The Olympic Qualification Regatta is now being held in Aarhus Denmark with unlimited entries. That ...

Boat Reviews

  • Prev
At the boat shows, the Ranger Tugs’ classic tugboat lines always grab the crowds, with the wives ...
Sometimes a great idea requires an encore, and French yacht builder Jeanneau got that with the ...
Tactical Custom Boats announces the sale to a North American client of a custom Tactical 77’ – Fast ...
Bruce Elliott is an inventor. And when he sold the technology he developed to build utility poles ...
One often asks of a winning achievement or a fabulous design, could it have possibly been done ...
The latest new model from Cruisers Yachts is the Cantius 42 and this yacht made its debut in the ...
The Sabre 45 Salon Express is new for 2017, making its debut at the Fort Lauderdale International ...
Jeanneau’s newest NC model is the NC 33, and it’s an exciting and innovative inboard cruiser ...
The Four Winns H290OB combines two of the most popular new big boat trends to come up with a great ...
Commodore’s Boats is a full service shipyard with over 50 years of generational history and ...

Hanse 388

Hanse 388By Katherine Stone

The Hanse group produced their second most popular boat of all time with the Hanse 385. The trick was to build on that winning formula when they upgraded to the Hanse 388, which they have done in spades. The German build quality is first rate and true to the Hanse tradition. Leaving the hull the same with a steep stern and straight stem for an optimal long water line, they went with a slightly stiffer, heavier displacement, new deck, interior layout and window line. Hanse’s highly experienced yacht construction team, judel/vrolijk & co., have combined ease of sailing, comfort and performance into the newly designed Hanse 388.

Read more about the Hanse 388...

 

 

 

Marine Products

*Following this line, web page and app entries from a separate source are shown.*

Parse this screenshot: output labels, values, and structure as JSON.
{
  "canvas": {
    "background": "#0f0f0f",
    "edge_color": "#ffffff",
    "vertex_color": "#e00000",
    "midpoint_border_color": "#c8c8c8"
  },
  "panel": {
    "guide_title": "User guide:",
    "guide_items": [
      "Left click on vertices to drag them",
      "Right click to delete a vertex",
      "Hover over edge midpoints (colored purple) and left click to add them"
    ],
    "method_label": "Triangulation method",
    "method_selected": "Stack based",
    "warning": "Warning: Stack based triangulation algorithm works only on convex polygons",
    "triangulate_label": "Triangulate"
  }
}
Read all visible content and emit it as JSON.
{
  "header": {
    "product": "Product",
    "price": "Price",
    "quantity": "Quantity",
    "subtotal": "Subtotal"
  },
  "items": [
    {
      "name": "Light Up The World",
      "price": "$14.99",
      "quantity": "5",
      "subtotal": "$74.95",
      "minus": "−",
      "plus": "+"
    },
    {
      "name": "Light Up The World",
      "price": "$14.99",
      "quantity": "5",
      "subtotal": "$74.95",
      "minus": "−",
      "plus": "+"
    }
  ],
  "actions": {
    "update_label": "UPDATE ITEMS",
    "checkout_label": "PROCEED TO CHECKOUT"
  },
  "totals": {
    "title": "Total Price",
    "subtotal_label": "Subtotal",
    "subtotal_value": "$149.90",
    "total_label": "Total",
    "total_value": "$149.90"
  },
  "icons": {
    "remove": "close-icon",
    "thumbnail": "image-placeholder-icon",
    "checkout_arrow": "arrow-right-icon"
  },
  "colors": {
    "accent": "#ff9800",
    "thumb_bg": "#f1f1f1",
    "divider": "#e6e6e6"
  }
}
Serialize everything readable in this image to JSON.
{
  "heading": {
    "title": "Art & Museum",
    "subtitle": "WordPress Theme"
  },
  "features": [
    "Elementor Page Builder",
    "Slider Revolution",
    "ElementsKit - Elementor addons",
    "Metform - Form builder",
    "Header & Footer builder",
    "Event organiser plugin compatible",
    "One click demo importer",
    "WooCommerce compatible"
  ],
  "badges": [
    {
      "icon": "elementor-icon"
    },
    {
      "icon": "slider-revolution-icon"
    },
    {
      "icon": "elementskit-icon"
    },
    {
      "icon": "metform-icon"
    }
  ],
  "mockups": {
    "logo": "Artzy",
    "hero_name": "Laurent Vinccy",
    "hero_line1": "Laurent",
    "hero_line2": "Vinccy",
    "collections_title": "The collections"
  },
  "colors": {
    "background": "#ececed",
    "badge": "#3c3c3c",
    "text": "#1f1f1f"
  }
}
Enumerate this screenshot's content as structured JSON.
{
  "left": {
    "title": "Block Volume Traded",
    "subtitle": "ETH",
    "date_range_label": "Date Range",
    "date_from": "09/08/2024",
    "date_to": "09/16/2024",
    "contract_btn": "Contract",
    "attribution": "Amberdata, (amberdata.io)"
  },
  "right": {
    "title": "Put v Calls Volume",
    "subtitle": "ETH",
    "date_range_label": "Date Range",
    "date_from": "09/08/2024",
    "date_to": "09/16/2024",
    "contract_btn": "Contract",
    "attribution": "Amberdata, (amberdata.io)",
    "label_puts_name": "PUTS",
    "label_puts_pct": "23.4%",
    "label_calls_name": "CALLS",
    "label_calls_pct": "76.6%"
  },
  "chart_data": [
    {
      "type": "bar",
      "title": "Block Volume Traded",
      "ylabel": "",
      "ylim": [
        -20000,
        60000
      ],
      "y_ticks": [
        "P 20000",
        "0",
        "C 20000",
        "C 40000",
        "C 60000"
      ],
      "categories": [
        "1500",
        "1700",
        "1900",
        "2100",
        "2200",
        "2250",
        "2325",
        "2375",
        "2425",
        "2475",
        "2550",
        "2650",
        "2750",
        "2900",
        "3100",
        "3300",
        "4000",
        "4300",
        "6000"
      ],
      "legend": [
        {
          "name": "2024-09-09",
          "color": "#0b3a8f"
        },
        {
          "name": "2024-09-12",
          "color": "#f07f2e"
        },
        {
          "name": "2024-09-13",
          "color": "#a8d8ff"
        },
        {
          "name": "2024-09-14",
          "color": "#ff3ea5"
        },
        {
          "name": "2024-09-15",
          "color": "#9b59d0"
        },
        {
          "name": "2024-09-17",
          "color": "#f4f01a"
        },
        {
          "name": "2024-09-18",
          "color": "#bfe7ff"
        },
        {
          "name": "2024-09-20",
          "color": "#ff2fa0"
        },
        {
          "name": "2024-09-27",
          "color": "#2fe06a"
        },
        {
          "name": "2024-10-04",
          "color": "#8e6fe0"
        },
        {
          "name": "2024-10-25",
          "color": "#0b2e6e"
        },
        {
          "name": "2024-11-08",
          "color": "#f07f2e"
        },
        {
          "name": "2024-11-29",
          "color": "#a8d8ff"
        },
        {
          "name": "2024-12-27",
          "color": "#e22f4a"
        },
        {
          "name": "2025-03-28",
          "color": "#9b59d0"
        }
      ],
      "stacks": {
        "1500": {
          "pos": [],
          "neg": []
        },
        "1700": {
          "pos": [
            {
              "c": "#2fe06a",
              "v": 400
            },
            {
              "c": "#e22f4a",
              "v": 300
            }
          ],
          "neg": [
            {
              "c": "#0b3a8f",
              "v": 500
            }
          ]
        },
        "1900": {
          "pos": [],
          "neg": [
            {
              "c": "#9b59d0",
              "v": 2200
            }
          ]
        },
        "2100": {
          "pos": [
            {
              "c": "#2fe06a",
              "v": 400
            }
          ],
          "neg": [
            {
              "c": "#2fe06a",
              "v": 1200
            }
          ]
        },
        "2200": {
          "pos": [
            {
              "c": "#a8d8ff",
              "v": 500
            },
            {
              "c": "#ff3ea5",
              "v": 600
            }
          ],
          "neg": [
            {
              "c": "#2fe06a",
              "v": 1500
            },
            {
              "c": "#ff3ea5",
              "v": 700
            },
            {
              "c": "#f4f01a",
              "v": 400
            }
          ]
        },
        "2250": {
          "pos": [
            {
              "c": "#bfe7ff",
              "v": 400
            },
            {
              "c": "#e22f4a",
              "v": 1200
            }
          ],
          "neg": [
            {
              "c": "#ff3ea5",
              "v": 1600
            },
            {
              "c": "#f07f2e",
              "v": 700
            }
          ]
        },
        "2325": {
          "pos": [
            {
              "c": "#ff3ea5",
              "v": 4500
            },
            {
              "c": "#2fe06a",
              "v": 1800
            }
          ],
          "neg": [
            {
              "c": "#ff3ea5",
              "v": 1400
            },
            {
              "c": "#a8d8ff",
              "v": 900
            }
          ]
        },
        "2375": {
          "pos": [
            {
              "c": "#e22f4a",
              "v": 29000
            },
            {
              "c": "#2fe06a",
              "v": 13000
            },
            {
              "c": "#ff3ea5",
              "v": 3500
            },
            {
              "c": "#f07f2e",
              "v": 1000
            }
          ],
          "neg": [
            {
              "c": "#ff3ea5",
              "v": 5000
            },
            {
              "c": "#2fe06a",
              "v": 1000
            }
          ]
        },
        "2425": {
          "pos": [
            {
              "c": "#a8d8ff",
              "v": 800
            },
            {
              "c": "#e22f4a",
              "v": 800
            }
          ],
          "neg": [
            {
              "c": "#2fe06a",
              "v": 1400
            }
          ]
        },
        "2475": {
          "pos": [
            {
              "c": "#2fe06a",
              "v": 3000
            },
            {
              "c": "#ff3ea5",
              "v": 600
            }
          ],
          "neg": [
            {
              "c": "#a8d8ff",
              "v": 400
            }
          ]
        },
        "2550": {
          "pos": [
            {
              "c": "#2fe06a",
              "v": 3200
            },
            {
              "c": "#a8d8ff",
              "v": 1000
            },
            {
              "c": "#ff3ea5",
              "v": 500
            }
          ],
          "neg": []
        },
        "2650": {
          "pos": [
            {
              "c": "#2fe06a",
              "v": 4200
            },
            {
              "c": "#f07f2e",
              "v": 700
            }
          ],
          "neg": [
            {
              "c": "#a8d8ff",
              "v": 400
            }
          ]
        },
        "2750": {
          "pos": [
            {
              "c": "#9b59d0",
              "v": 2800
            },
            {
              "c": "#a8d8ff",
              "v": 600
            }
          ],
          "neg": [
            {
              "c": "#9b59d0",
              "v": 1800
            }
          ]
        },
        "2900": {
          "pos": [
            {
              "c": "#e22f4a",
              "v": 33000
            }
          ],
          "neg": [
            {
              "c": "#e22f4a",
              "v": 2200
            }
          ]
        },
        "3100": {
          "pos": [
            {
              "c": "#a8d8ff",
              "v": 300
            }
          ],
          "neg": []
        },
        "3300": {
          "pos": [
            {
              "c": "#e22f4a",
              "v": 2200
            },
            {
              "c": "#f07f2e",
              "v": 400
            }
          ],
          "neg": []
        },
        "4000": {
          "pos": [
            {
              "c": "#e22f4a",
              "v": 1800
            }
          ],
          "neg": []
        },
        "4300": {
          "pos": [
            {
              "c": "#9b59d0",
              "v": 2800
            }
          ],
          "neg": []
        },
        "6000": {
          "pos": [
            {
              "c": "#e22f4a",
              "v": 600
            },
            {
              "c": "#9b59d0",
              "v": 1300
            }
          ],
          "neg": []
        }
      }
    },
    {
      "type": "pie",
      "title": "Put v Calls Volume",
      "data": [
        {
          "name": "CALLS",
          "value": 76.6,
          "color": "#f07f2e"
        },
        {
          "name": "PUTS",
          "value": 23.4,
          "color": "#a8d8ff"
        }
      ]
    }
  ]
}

  • Prev
Sail shape is long gone. They have stained, feels thin and you see broken threads everywhere. Your ...
Stripping the antifouling paint from the bottom of a boat is physically demanding and is one of the ...
The 2019 Ultimate Sailing Calendar highlights the drama and excitement of blue-water sailing, as ...
Weather nerds and boaters of all stripes will be absorbed by Bruce Kemp’s account of the monstrous ...
Canada Rope promises that its new Night Saver Rope will illuminate at night and act as a reference ...
Take a look as a 68-foot yacht docks itself in between two Volvo Ocean 65 sailing yachts at the ...
Industry Firsts Include Direct Injection and Integrated Electric Steering System
Verviers, Belgium, 18 May 2018 — Mercury Marine, the world leader in marine propulsion technology, ...
Again, we return to the beginning. We started this column with a look at marine navigation for ...
Ga-Oh (spirit of the winds in Algonquin) creates bags and other items from re-purposed sails.